Even without playing last season, running back Jordan Canzeri represents one of the few things that went right for the Iowa football team in 2012.
It went right simply because Canzeri didn’t play.
He saved a season of eligibility by redshirting, making him a third-year sophomore for this coming season instead of a junior.
He also gave his once-injured knee more time to heal and his competitive fire more time to burn.
Canzeri is now fully recovered and the third piece to an intriguing puzzle at running back. He has been listed behind juniors Mark Weisman and Damon Bullock on the depth chart throughout spring practice, which concludes with a scrimmage on Saturday at Kinnick Stadium. But it’s widely assumed that Canzeri will get his chance to contribute next season because he is too talented to leave on the sideline.
“Obviously, we all would like to have that starting position,” Canzeri said Wednesday at a press gathering. “But to know that we’re all working really hard for it and that there are several guys that are capable of having that position, it just makes you more confident in yourself and the team that you can be out there doing what you’re doing. And if something happens to you, you’ve got a person that you can rely on to do the same job.”
It’s hard not to be excited about Iowa’s situation at running back, although, you risk being disappointed, considering the bizarre stretch of attrition that has rocked the position under head coach Kirk Ferentz.
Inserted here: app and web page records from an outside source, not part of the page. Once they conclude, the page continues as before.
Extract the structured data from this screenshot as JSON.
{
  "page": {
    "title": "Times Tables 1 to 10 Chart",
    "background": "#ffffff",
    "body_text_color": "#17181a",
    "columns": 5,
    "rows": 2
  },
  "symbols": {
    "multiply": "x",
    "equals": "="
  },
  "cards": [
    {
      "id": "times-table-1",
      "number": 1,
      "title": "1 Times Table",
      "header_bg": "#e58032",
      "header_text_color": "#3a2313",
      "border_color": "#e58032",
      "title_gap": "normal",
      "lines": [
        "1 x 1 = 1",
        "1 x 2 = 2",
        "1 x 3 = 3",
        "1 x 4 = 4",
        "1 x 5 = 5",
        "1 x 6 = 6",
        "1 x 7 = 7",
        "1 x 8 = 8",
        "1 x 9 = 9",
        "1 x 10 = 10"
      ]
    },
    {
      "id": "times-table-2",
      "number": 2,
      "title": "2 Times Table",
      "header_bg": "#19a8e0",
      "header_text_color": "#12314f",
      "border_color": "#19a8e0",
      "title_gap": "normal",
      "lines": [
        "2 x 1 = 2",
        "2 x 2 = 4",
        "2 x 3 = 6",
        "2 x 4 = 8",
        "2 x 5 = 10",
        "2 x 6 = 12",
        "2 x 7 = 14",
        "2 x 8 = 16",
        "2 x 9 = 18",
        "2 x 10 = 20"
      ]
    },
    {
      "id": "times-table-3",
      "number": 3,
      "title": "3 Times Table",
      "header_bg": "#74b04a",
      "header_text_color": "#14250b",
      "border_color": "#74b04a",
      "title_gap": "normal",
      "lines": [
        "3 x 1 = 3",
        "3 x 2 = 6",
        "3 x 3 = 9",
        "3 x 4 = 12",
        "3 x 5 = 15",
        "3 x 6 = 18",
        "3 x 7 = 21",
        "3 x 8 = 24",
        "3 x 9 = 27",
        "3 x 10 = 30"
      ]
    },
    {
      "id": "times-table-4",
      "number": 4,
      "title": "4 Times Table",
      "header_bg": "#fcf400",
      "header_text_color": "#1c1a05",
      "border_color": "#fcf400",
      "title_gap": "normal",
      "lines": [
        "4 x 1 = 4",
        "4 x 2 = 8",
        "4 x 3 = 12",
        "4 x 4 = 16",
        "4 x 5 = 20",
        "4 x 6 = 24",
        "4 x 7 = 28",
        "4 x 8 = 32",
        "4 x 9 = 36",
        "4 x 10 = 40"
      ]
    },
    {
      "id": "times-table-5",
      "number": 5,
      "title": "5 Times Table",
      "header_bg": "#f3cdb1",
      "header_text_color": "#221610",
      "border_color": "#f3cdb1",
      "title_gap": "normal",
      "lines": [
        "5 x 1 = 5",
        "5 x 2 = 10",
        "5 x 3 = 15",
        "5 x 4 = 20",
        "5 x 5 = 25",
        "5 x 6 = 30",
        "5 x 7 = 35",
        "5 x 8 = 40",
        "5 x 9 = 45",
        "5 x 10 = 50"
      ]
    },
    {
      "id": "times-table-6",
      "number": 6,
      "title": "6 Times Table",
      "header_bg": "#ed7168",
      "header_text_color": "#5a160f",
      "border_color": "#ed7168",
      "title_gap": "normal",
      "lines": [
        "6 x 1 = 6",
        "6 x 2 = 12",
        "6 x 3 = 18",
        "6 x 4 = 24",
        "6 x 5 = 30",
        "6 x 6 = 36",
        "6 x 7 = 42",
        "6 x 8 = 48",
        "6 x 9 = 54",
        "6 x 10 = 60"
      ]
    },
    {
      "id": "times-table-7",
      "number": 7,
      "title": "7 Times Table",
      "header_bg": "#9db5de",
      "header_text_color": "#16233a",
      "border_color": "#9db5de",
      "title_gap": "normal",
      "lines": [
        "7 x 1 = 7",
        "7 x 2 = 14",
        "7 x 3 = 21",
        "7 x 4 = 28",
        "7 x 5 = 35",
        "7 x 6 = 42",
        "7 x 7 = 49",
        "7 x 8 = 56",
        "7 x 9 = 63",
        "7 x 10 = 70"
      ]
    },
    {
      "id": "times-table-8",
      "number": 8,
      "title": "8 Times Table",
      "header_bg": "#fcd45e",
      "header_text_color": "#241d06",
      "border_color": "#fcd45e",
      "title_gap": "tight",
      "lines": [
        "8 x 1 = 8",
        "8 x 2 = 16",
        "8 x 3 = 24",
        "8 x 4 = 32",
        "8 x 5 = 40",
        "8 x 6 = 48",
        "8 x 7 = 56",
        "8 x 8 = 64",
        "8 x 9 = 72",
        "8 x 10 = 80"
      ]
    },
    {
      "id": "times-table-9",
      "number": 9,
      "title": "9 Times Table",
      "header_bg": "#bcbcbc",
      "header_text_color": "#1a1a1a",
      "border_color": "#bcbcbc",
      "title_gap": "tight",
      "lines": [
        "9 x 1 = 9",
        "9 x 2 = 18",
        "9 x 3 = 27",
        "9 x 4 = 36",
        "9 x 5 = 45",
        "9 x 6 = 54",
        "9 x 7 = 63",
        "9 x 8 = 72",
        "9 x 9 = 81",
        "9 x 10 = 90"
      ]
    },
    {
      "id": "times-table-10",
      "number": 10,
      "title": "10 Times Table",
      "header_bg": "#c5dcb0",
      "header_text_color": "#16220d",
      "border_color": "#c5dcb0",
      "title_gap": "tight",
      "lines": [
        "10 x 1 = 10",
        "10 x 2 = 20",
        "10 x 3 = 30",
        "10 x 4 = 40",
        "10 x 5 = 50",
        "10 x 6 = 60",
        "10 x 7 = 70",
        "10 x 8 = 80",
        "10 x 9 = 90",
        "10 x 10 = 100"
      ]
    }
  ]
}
Running back has been considered a position of strength many times before, only to have it decimated by injuries, disciplinary issues and player defections during the course of a season.
So the best thing for fans is take it one day at a time and hope that everybody stays healthy and stays out of trouble, and that Iowa offensive coordinator Greg Davis can devise a plan to use his three-headed attack in more ways than just by rotating them.
All three have shown they can carry the load, especially Weisman and Bullock, who rushed for 815 and 513 yards, respectively, last season. Canzeri has only started one game, but it came against Oklahoma in the 2011 Insight Bowl. He held his own as a true freshman with 58 rushing yards and 28 receiving yards.
What none of the three have shown so far, though, is the ability to stay healthy for an entire season. The situation became so dire last season that Canzeri almost has to shed his redshirt in the ninth game against Indiana.
Weisman already was out with an injury. So the plan was to ride Bullock from start to finish and only use Canzeri in an emergency. The emergency almost happened after Bullock twisted his knee while being tackled. He limped off the field, but returned a few plays later.
“The Indiana game I was actually told to get ready and get warmed up,” Canzeri said. “So I was mad with the injuries that I had. But I did get excited because, obviously, I had waited for so long to be able to step on to that field.
“But again, it was good to see Damon get back up. He was fine the next couple of plays. It was still hard to be so close to playing. But I understand why I wasn’t. So I was fine.”
Canzeri would’ve made a huge sacrifice if he had played that day. He would’ve given up eight games of his college career in order to help his team in a desperate situation.
A rumor persisted during the first half of last season that Canzeri was being prepared to play in the next game. The rumor eventually faded because it didn’t make sense to play Canzeri after the midway point of the season.
“Once I was 100 percent, I was pretty excited at the beginning of the season that I would still have a chance to play,” Canzeri said. “But after the first couple of games, I knew that I was ready if I had to go in. But I wished it wouldn’t happen and I hoped that it wouldn’t happen because it would be due to injuries.”
Canzeri appeared in seven games as a true freshman in 2011, capped by his extended duty in the Insight Bowl. He had momentum heading into spring practice last year, but then suffered a major knee injury in one of the first practices.
He was devastated by the injury, but Canzeri has since turned it into a positive.
“I just feel that all that has made me stronger mentally and physically just to be able to go through the rehab and come back even faster and be 100 percent now,” said Canzeri, who is a native of Troy, N.Y. “With spring being here and to be able to work with the team has just been real exciting.”
Much will be expected from Iowa’s running game next season, especially if the passing attack continues to sputter. In addition to providing proven depth, Canzeri, Weisman and Bullock all have contrasting running styles to make Iowa more versatile. The 236-pound Weisman is the bruiser, while Bullock and Canzeri are more dangerous in space.
“It’s really great since we’re all pretty diverse and since we’re all capable of having that starting position,” said the 5-foot-9, 192-pound Canzeri. “Mark is big, but he’s really fast. So is Damon and so am I.”
As for the attrition at running back, Canzeri said the players on the team look at it differently than some of the fans, who wonder and joke about a curse.
“We don’t talk about it in the way that other people do speaking about the bad luck and all that,” Canzeri said. “But we’ll talk about the guys before us because they were all great guys.
“We’ll have students come up to us and make jokes about the running back God and the back luck and all that stuff. And we just laugh about it because we don’t believe it and we’re not going to and it’s definitely not going to be like that next season.”
You hope that’s true because the Iowa running backs certainly deserve some good luck. And the team certainly needs them to be effective.
Reach Pat Harty at 339-7368 or firstname.lastname@example.org
Category: Iowa Hawkeyes Football